A third observation is that as researchers, if we hope to be impactful, we shouldn't fight this wave.  Take my own work on Derecho.  Understanding that Derecho will be used mostly to build new microservices helps me understand how to shape the APIs to look natural to the people who would be likely to use it.  Understanding that those microservices might be used mostly from Azure's function server or Amazon's AWS Lambda, tells me what a typical critical path would look like, and can focus me on ensuring that this particular path is very well-supported, leverages RDMA at every hop if RDMA is available, lets me add auto-configuration logic to Derecho based on the environment one would find at runtime, etc.
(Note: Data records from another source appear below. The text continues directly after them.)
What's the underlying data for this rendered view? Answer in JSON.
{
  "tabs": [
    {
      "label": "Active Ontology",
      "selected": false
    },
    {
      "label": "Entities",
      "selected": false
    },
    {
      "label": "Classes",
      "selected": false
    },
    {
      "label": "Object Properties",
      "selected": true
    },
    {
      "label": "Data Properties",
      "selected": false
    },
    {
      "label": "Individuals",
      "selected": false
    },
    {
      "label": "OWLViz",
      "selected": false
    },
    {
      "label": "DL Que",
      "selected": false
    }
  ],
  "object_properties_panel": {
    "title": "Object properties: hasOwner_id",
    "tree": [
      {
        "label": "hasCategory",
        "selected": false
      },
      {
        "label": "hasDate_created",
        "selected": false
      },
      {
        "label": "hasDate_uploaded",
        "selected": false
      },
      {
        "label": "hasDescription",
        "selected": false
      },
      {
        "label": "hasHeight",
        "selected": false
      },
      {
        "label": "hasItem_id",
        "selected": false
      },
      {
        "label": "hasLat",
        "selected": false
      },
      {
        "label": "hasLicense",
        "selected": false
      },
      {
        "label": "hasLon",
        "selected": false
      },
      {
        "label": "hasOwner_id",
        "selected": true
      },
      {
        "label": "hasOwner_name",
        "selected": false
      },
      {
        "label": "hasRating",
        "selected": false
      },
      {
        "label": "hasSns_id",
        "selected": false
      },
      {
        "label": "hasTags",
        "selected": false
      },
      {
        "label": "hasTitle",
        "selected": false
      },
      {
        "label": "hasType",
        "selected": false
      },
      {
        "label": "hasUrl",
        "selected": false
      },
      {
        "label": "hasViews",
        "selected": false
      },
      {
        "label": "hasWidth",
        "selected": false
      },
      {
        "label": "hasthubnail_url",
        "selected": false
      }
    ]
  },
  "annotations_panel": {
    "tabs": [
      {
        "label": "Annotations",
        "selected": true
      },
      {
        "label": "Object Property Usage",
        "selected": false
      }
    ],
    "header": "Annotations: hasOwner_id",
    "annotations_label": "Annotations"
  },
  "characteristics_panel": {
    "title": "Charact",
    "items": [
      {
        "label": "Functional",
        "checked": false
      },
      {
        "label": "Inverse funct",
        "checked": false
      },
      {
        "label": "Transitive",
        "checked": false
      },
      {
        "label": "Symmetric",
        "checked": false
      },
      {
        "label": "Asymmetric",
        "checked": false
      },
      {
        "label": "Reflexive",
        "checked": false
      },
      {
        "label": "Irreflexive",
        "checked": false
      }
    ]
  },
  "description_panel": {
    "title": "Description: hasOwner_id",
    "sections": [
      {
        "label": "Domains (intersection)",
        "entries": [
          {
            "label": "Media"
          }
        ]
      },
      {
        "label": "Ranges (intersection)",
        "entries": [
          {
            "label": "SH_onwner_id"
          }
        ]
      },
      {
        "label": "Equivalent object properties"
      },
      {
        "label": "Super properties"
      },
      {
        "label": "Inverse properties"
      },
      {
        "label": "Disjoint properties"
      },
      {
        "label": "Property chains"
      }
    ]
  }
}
We should also be looking at the next generation of applications and by doing so, should try to understand and abstract by recognizing their needs and likely data access and computational patterns.  On this, I'll point to work like the new paper on Ray from OSDI: a specialized microservice for a style of computing common in gradient-descent model training, or Tensor Flow: ultimately, a specialized microservice for leveraging TPUs, or Spark: a specialized microservice to improve the scheduling and caching of Hadoop jobs.  Each technology is exquisitely matched to context, and none can simply be yanked out and used elsewhere.  For example, you would be unwise to try and build a new Paxos service using Tensor Flow: it might work, but it wouldn't make a ton of sense.  You might manage to publish a paper, but it is hard to imagine such a thing having broad impact.  Spark is just not an edge caching solution: it really makes sense only in the big-data repositories where the DataBricks product line lives.  And so forth.